More than anything, this GOP primary season is a special case. A big reason for those who call for more candidates to drop out sooner, one that Walker alluded to in the speech
that ended his campaign, is in fact one of the candidates himself: Donald Trump.
Whatever one's feelings about Trump, he is the biggest showman on the GOP stage right now and still leading in the polls
. Enthusiasm for him among his supporters is unparalleled. In a crowded field, he is the one to beat.
So if you believe, as many do
, that Trump is damaging the GOP brand (especially as its front-runner), the only way to end his reign quickly is if the field of candidates becomes less fractured, allowing the best of the rest to rise.
This has started to happen with Ben Carson and Carly Fiorina, and will no doubt continue in the weeks ahead.

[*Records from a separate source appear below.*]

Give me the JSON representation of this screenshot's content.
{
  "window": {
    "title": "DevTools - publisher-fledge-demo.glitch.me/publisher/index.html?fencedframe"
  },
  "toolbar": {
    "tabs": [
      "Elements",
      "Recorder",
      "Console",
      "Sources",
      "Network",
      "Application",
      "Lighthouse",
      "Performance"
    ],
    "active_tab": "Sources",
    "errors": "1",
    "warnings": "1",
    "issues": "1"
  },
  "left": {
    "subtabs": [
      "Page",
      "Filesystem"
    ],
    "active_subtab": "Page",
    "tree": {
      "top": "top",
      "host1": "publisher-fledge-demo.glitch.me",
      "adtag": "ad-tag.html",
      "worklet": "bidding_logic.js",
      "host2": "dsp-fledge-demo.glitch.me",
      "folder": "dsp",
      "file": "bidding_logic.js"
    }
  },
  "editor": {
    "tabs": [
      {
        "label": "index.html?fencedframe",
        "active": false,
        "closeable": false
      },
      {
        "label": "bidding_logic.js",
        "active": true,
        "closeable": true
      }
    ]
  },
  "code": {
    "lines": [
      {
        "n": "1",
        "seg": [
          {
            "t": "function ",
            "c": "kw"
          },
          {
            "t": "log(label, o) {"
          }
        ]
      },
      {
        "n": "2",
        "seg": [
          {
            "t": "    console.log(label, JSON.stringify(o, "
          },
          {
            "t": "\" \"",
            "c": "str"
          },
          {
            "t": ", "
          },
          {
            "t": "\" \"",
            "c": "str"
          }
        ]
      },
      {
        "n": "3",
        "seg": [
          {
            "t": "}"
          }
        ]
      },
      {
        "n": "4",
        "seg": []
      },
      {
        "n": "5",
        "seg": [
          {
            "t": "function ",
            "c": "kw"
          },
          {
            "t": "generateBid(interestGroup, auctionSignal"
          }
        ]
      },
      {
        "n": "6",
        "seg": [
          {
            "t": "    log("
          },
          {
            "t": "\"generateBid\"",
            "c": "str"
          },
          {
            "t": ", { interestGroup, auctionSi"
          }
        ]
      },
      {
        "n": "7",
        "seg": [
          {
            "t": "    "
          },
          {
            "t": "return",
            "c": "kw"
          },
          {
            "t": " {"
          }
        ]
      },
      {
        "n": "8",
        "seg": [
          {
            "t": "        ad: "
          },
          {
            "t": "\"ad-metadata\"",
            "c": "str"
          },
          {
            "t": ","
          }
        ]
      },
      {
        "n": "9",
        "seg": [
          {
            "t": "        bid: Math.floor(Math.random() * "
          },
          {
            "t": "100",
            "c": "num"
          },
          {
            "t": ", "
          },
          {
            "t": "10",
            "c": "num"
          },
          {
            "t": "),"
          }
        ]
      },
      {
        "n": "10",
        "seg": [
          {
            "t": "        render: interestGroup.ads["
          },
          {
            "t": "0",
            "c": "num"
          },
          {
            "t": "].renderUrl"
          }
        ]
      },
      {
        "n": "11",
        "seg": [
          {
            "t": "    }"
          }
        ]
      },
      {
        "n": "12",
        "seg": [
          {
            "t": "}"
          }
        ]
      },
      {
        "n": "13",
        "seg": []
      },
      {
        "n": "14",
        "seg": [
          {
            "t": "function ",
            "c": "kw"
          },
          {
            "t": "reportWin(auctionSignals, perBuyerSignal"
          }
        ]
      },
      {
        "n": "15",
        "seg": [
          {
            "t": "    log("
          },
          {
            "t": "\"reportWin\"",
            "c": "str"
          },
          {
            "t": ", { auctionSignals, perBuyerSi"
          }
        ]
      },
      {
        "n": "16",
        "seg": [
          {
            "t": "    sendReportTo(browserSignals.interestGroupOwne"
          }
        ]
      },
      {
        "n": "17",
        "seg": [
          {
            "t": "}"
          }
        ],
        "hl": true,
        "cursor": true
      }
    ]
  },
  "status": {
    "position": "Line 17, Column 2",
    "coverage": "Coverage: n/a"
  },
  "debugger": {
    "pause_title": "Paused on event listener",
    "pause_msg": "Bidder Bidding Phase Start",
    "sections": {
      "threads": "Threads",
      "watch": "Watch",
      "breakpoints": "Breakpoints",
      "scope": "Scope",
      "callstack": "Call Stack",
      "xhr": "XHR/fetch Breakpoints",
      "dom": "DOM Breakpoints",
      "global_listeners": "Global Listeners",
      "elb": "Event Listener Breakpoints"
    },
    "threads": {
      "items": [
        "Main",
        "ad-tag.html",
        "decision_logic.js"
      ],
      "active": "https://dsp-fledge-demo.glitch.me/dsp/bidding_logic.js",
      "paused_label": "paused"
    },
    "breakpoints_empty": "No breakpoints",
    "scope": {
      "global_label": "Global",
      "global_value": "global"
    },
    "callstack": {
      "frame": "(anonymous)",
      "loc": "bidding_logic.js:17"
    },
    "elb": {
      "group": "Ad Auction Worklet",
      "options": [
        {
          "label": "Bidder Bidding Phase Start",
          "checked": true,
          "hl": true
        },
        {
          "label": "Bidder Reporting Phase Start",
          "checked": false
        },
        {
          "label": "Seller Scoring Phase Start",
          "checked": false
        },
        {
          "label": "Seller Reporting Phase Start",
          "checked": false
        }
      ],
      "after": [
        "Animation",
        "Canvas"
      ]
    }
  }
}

But with so many candidates fighting for attention, it is hard for any single one to gather momentum and overtake the Trump surge.
Whether that reality will push the "good enough to stay in it, not to win it" candidates to figure out it's time to go remains to be seen. But the difference between a long shot and a spoiler in this contest may just be an honest look in the mirror and a willingness to put the Republican Party -- and America -- first.